(EXERCISE DESCRIPTION)
This exercise requires an exact output of the listing, images omitted.

(ENTRIES SUPPLIED)
·····

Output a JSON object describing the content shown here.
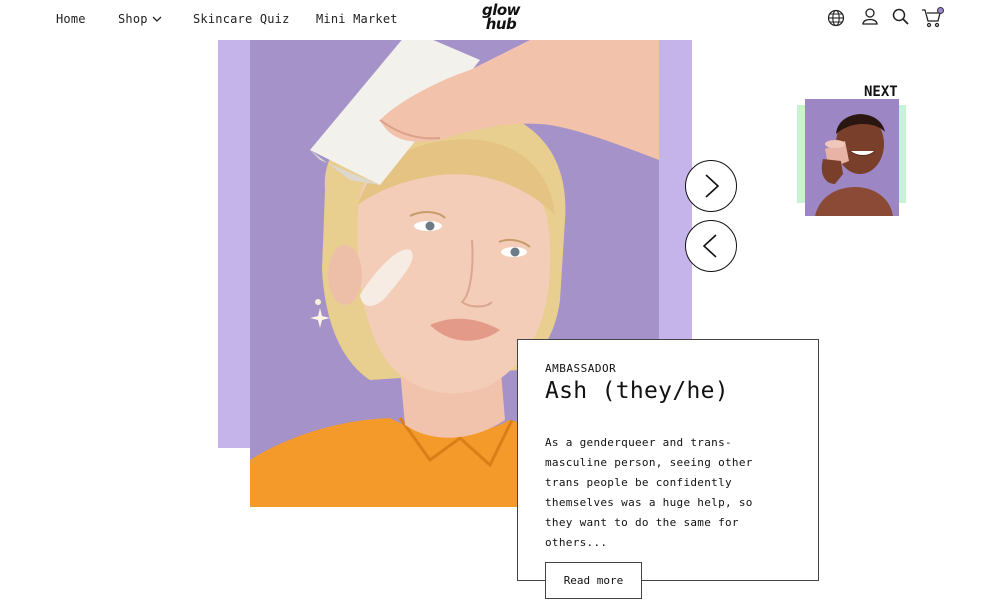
{
  "nav": {
    "links": [
      "Home",
      "Shop",
      "Skincare Quiz",
      "Mini Market"
    ],
    "logo_line1": "glow",
    "logo_line2": "hub"
  },
  "icons": {
    "globe": "globe-icon",
    "account": "user-icon",
    "search": "search-icon",
    "cart": "cart-icon",
    "shop_dropdown": "chevron-down-icon",
    "next_arrow": "chevron-right-icon",
    "prev_arrow": "chevron-left-icon"
  },
  "colors": {
    "lilac": "#c4b4ea",
    "photo_bg": "#a592c9",
    "mint": "#c9f2d2",
    "cart_dot": "#9b86d6"
  },
  "carousel": {
    "next_label": "NEXT"
  },
  "ambassador": {
    "role": "AMBASSADOR",
    "name": "Ash (they/he)",
    "quote": "As a genderqueer and trans-masculine person, seeing other trans people be confidently themselves was a huge help, so they want to do the same for others...",
    "cta": "Read more"
  }
}
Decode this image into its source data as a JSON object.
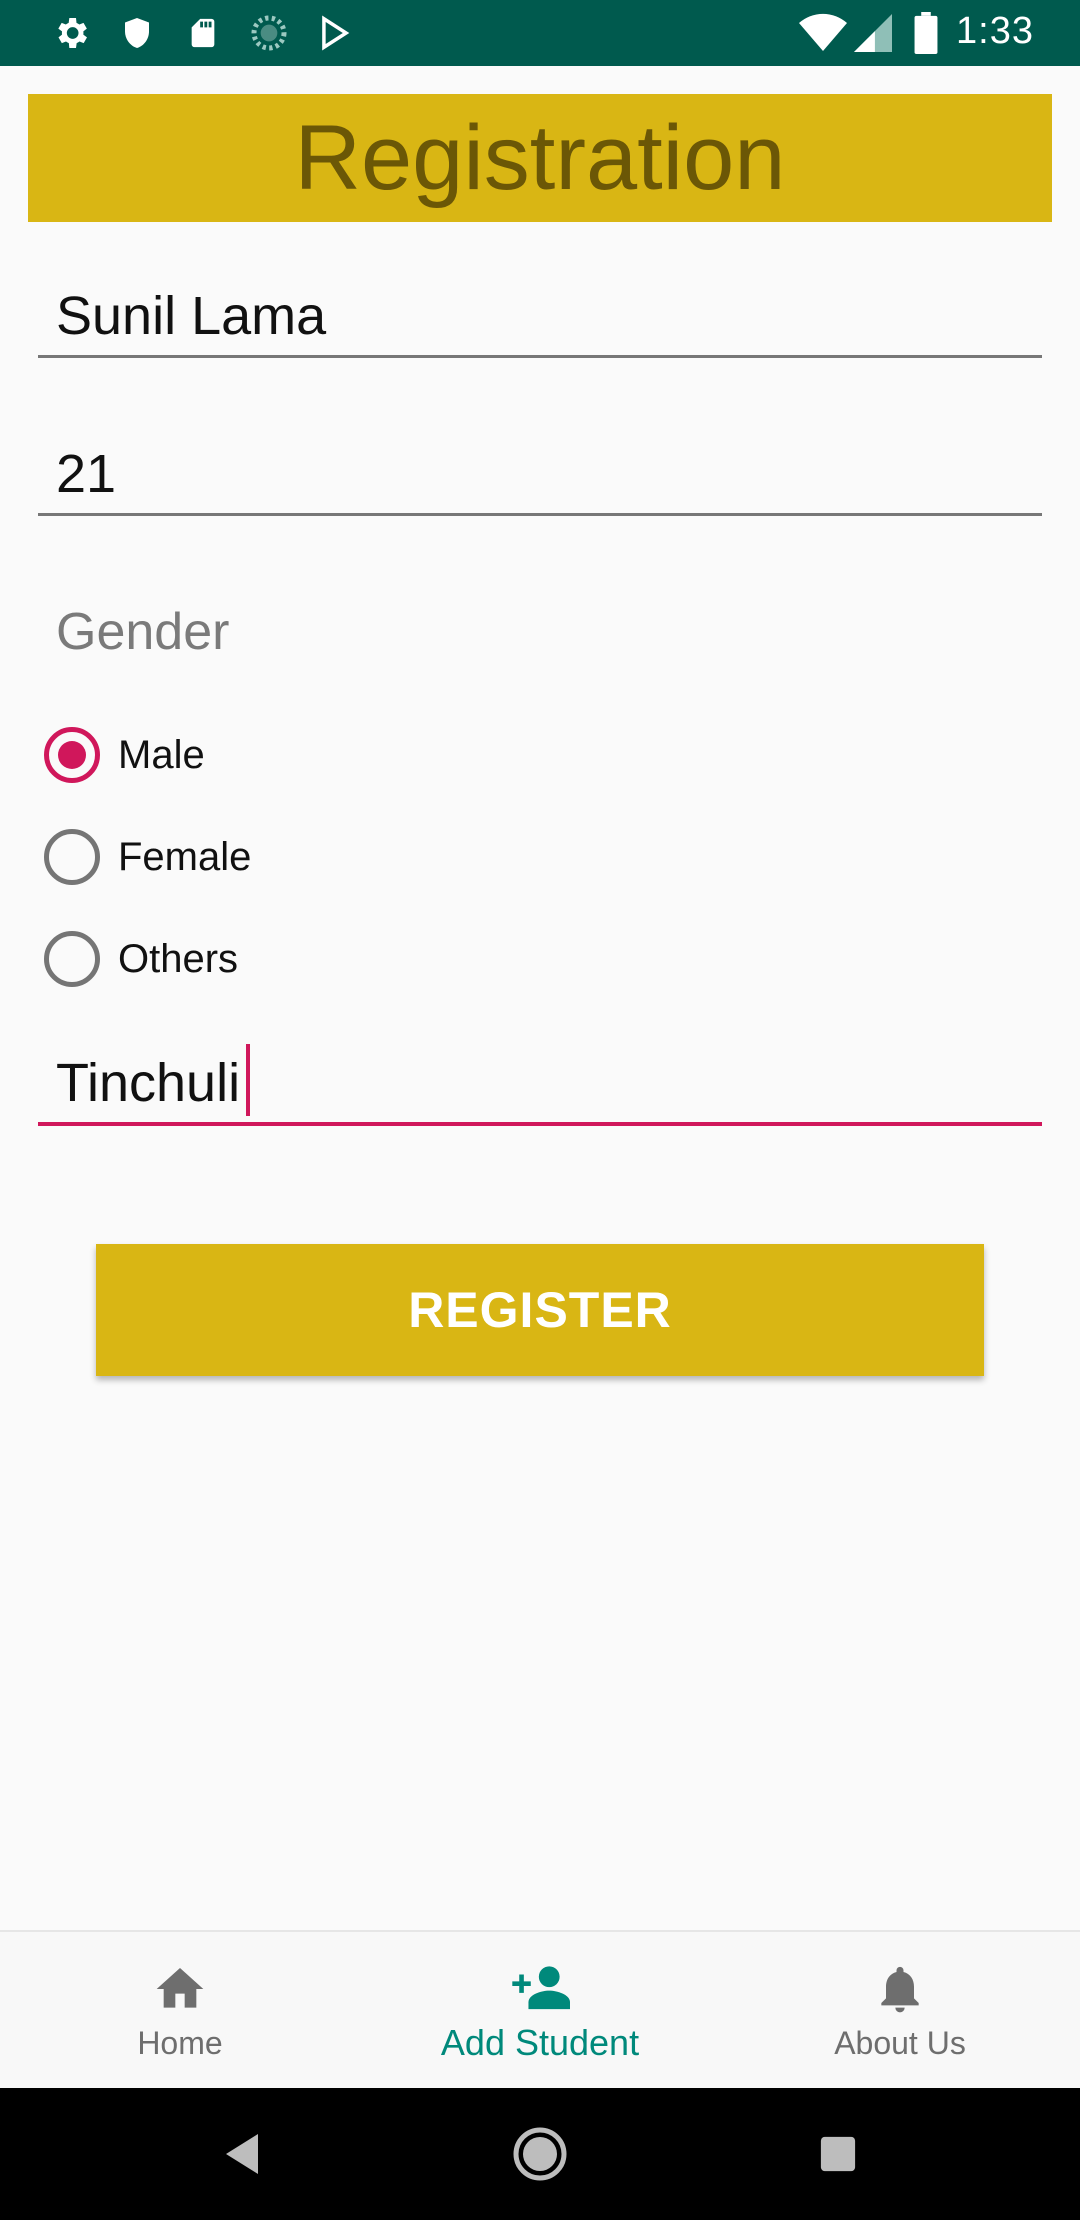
{
  "status_bar": {
    "time": "1:33",
    "icons_left": [
      "settings-icon",
      "shield-icon",
      "sd-card-icon",
      "sync-icon",
      "play-store-icon"
    ],
    "icons_right": [
      "wifi-icon",
      "signal-icon",
      "battery-icon"
    ],
    "bg_color": "#005A4E"
  },
  "header": {
    "title": "Registration",
    "bg_color": "#D9B614",
    "text_color": "#6B5706"
  },
  "form": {
    "name_value": "Sunil Lama",
    "age_value": "21",
    "gender_label": "Gender",
    "gender_options": [
      {
        "label": "Male",
        "checked": true
      },
      {
        "label": "Female",
        "checked": false
      },
      {
        "label": "Others",
        "checked": false
      }
    ],
    "address_value": "Tinchuli",
    "accent_color": "#D0175B"
  },
  "register_button": {
    "label": "REGISTER"
  },
  "bottom_nav": {
    "items": [
      {
        "label": "Home",
        "icon": "home-icon",
        "active": false
      },
      {
        "label": "Add Student",
        "icon": "add-person-icon",
        "active": true
      },
      {
        "label": "About Us",
        "icon": "bell-icon",
        "active": false
      }
    ],
    "active_color": "#00897B"
  },
  "system_nav": {
    "buttons": [
      "back-icon",
      "home-circle-icon",
      "recents-icon"
    ]
  }
}
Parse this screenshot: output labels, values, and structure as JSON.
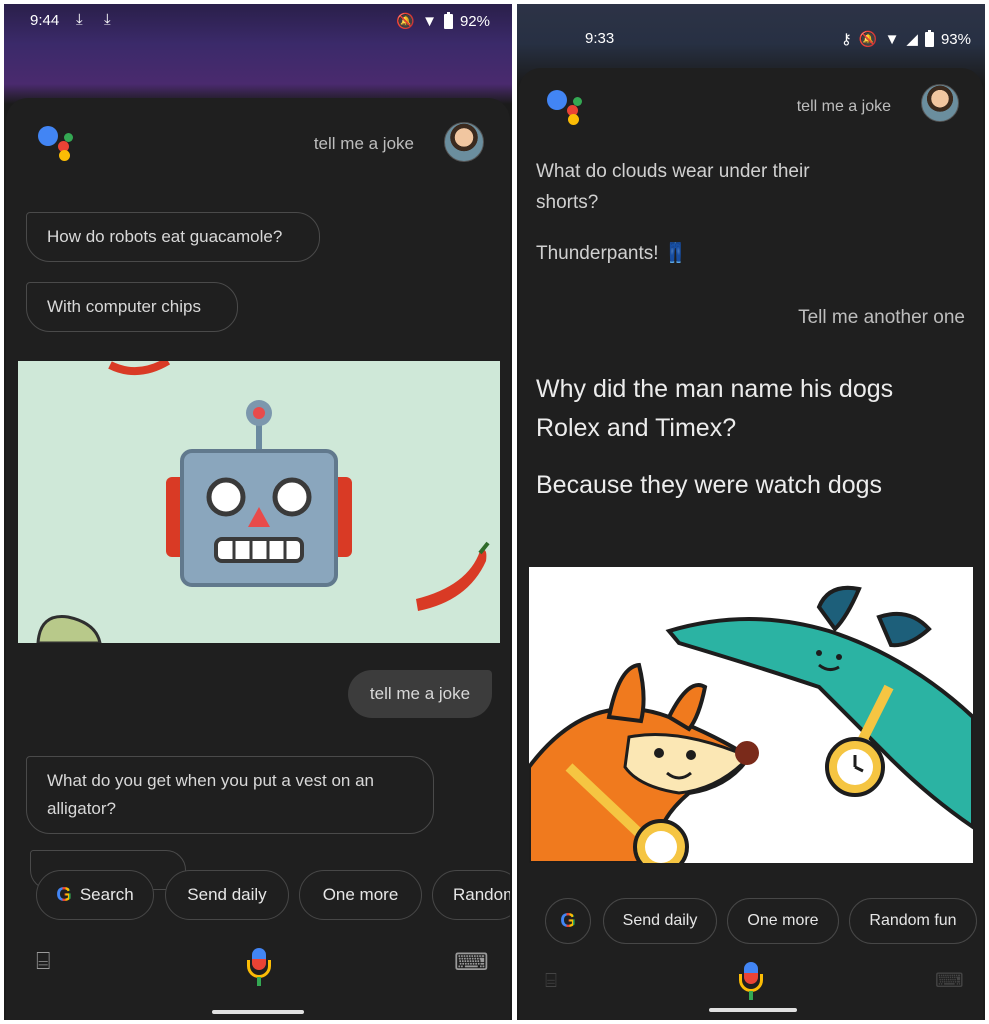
{
  "left": {
    "status": {
      "time": "9:44",
      "battery": "92%"
    },
    "query": "tell me a joke",
    "messages": {
      "joke1_question": "How do robots eat guacamole?",
      "joke1_answer": "With computer chips",
      "user_request": "tell me a joke",
      "joke2_question": "What do you get when you put a vest on an alligator?"
    },
    "chips": [
      "Search",
      "Send daily",
      "One more",
      "Random"
    ],
    "icons": {
      "bottom_left": "suggestions-tray-icon",
      "bottom_center": "microphone-icon",
      "bottom_right": "keyboard-icon"
    }
  },
  "right": {
    "status": {
      "time": "9:33",
      "battery": "93%"
    },
    "query": "tell me a joke",
    "messages": {
      "joke1_question": "What do clouds wear under their shorts?",
      "joke1_answer": "Thunderpants! 👖",
      "user_request": "Tell me another one",
      "joke2_question": "Why did the man name his dogs Rolex and Timex?",
      "joke2_answer": "Because they were watch dogs"
    },
    "chips": [
      "Send daily",
      "One more",
      "Random fun"
    ],
    "icons": {
      "bottom_center": "microphone-icon"
    }
  },
  "colors": {
    "google_blue": "#4285f4",
    "google_red": "#ea4335",
    "google_yellow": "#fbbc05",
    "google_green": "#34a853",
    "sheet_bg": "#1f1f1f"
  }
}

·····

(RESPONSE FOR THIS EXERCISE)
Output a JSON object describing the content shown here.
{
  "nav": {
    "links": [
      "Home",
      "Shop",
      "Skincare Quiz",
      "Mini Market"
    ],
    "logo_line1": "glow",
    "logo_line2": "hub"
  },
  "icons": {
    "globe": "globe-icon",
    "account": "user-icon",
    "search": "search-icon",
    "cart": "cart-icon",
    "shop_dropdown": "chevron-down-icon",
    "next_arrow": "chevron-right-icon",
    "prev_arrow": "chevron-left-icon"
  },
  "colors": {
    "lilac": "#c4b4ea",
    "photo_bg": "#a592c9",
    "mint": "#c9f2d2",
    "cart_dot": "#9b86d6"
  },
  "carousel": {
    "next_label": "NEXT"
  },
  "ambassador": {
    "role": "AMBASSADOR",
    "name": "Ash (they/he)",
    "quote": "As a genderqueer and trans-masculine person, seeing other trans people be confidently themselves was a huge help, so they want to do the same for others...",
    "cta": "Read more"
  }
}
Decode this image into its source data as a JSON object.
{
  "status_bar": {
    "time": "1:33",
    "icons_left": [
      "settings-icon",
      "shield-icon",
      "sd-card-icon",
      "sync-icon",
      "play-store-icon"
    ],
    "icons_right": [
      "wifi-icon",
      "signal-icon",
      "battery-icon"
    ],
    "bg_color": "#005A4E"
  },
  "header": {
    "title": "Registration",
    "bg_color": "#D9B614",
    "text_color": "#6B5706"
  },
  "form": {
    "name_value": "Sunil Lama",
    "age_value": "21",
    "gender_label": "Gender",
    "gender_options": [
      {
        "label": "Male",
        "checked": true
      },
      {
        "label": "Female",
        "checked": false
      },
      {
        "label": "Others",
        "checked": false
      }
    ],
    "address_value": "Tinchuli",
    "accent_color": "#D0175B"
  },
  "register_button": {
    "label": "REGISTER"
  },
  "bottom_nav": {
    "items": [
      {
        "label": "Home",
        "icon": "home-icon",
        "active": false
      },
      {
        "label": "Add Student",
        "icon": "add-person-icon",
        "active": true
      },
      {
        "label": "About Us",
        "icon": "bell-icon",
        "active": false
      }
    ],
    "active_color": "#00897B"
  },
  "system_nav": {
    "buttons": [
      "back-icon",
      "home-circle-icon",
      "recents-icon"
    ]
  }
}
Parse this screenshot: output labels, values, and structure as JSON.
{
  "left": {
    "status": {
      "time": "9:44",
      "battery": "92%"
    },
    "query": "tell me a joke",
    "messages": {
      "joke1_question": "How do robots eat guacamole?",
      "joke1_answer": "With computer chips",
      "user_request": "tell me a joke",
      "joke2_question": "What do you get when you put a vest on an alligator?"
    },
    "chips": [
      "Search",
      "Send daily",
      "One more",
      "Random"
    ],
    "icons": {
      "bottom_left": "suggestions-tray-icon",
      "bottom_center": "microphone-icon",
      "bottom_right": "keyboard-icon"
    }
  },
  "right": {
    "status": {
      "time": "9:33",
      "battery": "93%"
    },
    "query": "tell me a joke",
    "messages": {
      "joke1_question": "What do clouds wear under their shorts?",
      "joke1_answer": "Thunderpants! 👖",
      "user_request": "Tell me another one",
      "joke2_question": "Why did the man name his dogs Rolex and Timex?",
      "joke2_answer": "Because they were watch dogs"
    },
    "chips": [
      "Send daily",
      "One more",
      "Random fun"
    ],
    "icons": {
      "bottom_center": "microphone-icon"
    }
  },
  "colors": {
    "google_blue": "#4285f4",
    "google_red": "#ea4335",
    "google_yellow": "#fbbc05",
    "google_green": "#34a853",
    "sheet_bg": "#1f1f1f"
  }
}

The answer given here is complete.